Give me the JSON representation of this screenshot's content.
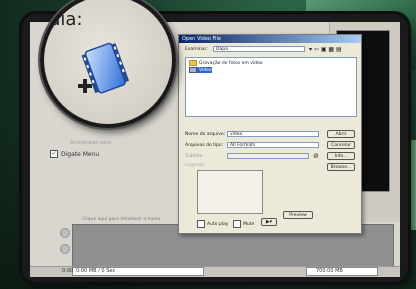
{
  "magnifier": {
    "text": "dia:",
    "icon": "add-media-icon"
  },
  "app": {
    "options": {
      "disabled_option": "Sincronizar sons",
      "menu_checkbox": "Digate Menu",
      "menu_checked": true
    },
    "bottom_note": "Clique aqui para introduzir o menu",
    "status": {
      "left_label": "0:00",
      "left_value": "0:00 MB / 0 Sec",
      "right_value": "700.00 MB"
    }
  },
  "dialog": {
    "title": "Open Video File",
    "lookin_label": "Examinar:",
    "lookin_value": "Dapa",
    "files": [
      "Gravação de fotos em vídeo",
      "Vídeo"
    ],
    "filename_label": "Nome do arquivo:",
    "filename_value": "vídeo",
    "filetype_label": "Arquivos do tipo:",
    "filetype_value": "All Formats",
    "buttons": {
      "open": "Abrir",
      "cancel": "Cancelar",
      "info": "Info...",
      "browse": "Browse...",
      "preview": "Preview"
    },
    "disabled_labels": [
      "Subtitle",
      "Legenda"
    ],
    "autoplay_label": "Auto play",
    "mute_label": "Mute"
  },
  "colors": {
    "titlebar": "#0a246a",
    "folder": "#e9c34d",
    "accent_green": "#2e6b4a"
  }
}
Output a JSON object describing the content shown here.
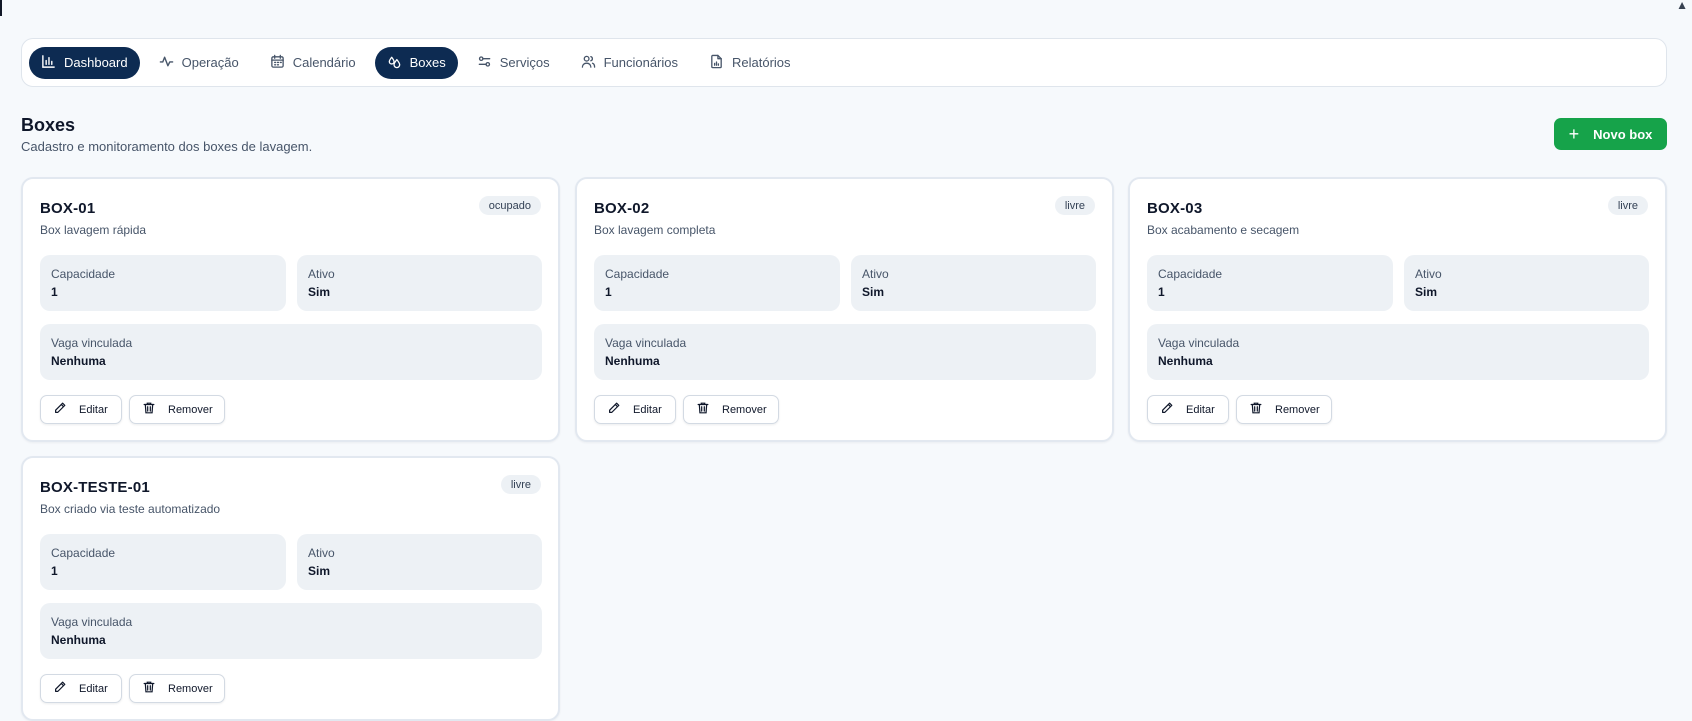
{
  "nav": {
    "items": [
      {
        "label": "Dashboard",
        "icon": "bar-chart-icon",
        "active": true
      },
      {
        "label": "Operação",
        "icon": "activity-icon",
        "active": false
      },
      {
        "label": "Calendário",
        "icon": "calendar-icon",
        "active": false
      },
      {
        "label": "Boxes",
        "icon": "droplets-icon",
        "active": true
      },
      {
        "label": "Serviços",
        "icon": "sliders-icon",
        "active": false
      },
      {
        "label": "Funcionários",
        "icon": "users-icon",
        "active": false
      },
      {
        "label": "Relatórios",
        "icon": "file-chart-icon",
        "active": false
      }
    ]
  },
  "page": {
    "title": "Boxes",
    "subtitle": "Cadastro e monitoramento dos boxes de lavagem.",
    "new_button": "Novo box"
  },
  "labels": {
    "capacidade": "Capacidade",
    "ativo": "Ativo",
    "vaga": "Vaga vinculada",
    "edit": "Editar",
    "remove": "Remover"
  },
  "boxes": [
    {
      "name": "BOX-01",
      "description": "Box lavagem rápida",
      "status": "ocupado",
      "capacidade": "1",
      "ativo": "Sim",
      "vaga": "Nenhuma"
    },
    {
      "name": "BOX-02",
      "description": "Box lavagem completa",
      "status": "livre",
      "capacidade": "1",
      "ativo": "Sim",
      "vaga": "Nenhuma"
    },
    {
      "name": "BOX-03",
      "description": "Box acabamento e secagem",
      "status": "livre",
      "capacidade": "1",
      "ativo": "Sim",
      "vaga": "Nenhuma"
    },
    {
      "name": "BOX-TESTE-01",
      "description": "Box criado via teste automatizado",
      "status": "livre",
      "capacidade": "1",
      "ativo": "Sim",
      "vaga": "Nenhuma"
    }
  ],
  "colors": {
    "nav_active": "#0d2b52",
    "primary_green": "#16a34a",
    "field_bg": "#edf1f5",
    "page_bg": "#f6f9fc"
  }
}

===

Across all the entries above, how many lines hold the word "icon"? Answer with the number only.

Task solution
8